While demonstrating the device during the science fair, it is stolen by a dastardly man in a bowler hat (later dubbed "Bowler Hat Guy"), and then Lewis is whisked away into the future aboard a flying time machine driven by a boy about his age named Wilbur Robinson (Singerman).  He meets the rest of Wilbur's eccentric family, all living in an age of wild inventions and futuristic advancements, but he's broken his means to return to his own time, and the only other way back is another time machine stolen by the same Bowler Hat Guy who has his Memory Scanner.  He must get them both back, or else the new family he has come to know will all cease to exist if Mr. Hat claims it as his own as he plans.

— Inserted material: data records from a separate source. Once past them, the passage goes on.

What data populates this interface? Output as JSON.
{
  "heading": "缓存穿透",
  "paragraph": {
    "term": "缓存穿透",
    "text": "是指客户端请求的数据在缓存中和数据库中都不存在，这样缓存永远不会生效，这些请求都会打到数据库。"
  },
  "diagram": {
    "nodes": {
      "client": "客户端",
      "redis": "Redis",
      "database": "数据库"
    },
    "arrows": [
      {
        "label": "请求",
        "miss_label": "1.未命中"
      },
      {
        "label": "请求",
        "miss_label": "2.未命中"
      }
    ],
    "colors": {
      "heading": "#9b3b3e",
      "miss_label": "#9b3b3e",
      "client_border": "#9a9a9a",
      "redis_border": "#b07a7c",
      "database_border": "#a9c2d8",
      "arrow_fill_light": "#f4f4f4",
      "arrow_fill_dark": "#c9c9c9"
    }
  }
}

Although Meet the Robinsons is a bit too frenetic in its pace when it hits the era of the future for my personal taste, the ingeniousness of the material, adapted (and greatly expanded) from William Joyce's children's book, "A Day with Wilbur Robinson", is too smart to disregard as just mindless 3D family fare.  Eventually, even the pacing of the film ceased to bother me, as there is more plot and characters than customary for an animated family release, so if it seems in a constant hurry, there is a reason.  The characters are silly and quirky, but all distinctly colorful and well-designed, while the depictions of the future are vibrant, detailed, and interesting, without overdoing the special effects and action as other CGI films tend to do.

With fluid animation, distinctly defined characters, and a swift delivery from plot point to plot point, this is a brisk animated adventure that perhaps only could have been made better if it gave us a moment to catch our breath once the story kicks into overdrive.  There are many characters to introduce, but before we can get to know them we are in the thick of the time dilemma, and luckily that storyline proves to be interesting enough to hold our attention for the rest of the duration.  Eventually, you learn that it isn't important to know who all the characters are and what they mean, as this is more about finding family as a large entity than it is about a group of individuals.  There are some surprises along the way as far as what happens to Lewis and other characters in the past, but none of them will be surprising to those who've seen their share of time travel films, especially the highly influential Back to the Future series.

Meet the Robinsons is a better-than-average Disney animated film that strikes at nearly every demographic with competency.  It doesn't bother trying to play stupid in order to keep the youngest audience members up to speed (they may not understand it all, but it most likely won't matter), and unlike many family films, it completely avoids all fart jokes and mild innuendo for easy laughs.  It may not be laugh-out-loud hilarious, but it has enough creativity, characterizations, and wit to merit a viewing for those looking for a family-oriented film without the hangover for adults who are easily fatigued watching CG-rendered, overly-excitable animals spazzing out for 90 minutes. 

Qwipster's rating:

2007 Vince Leo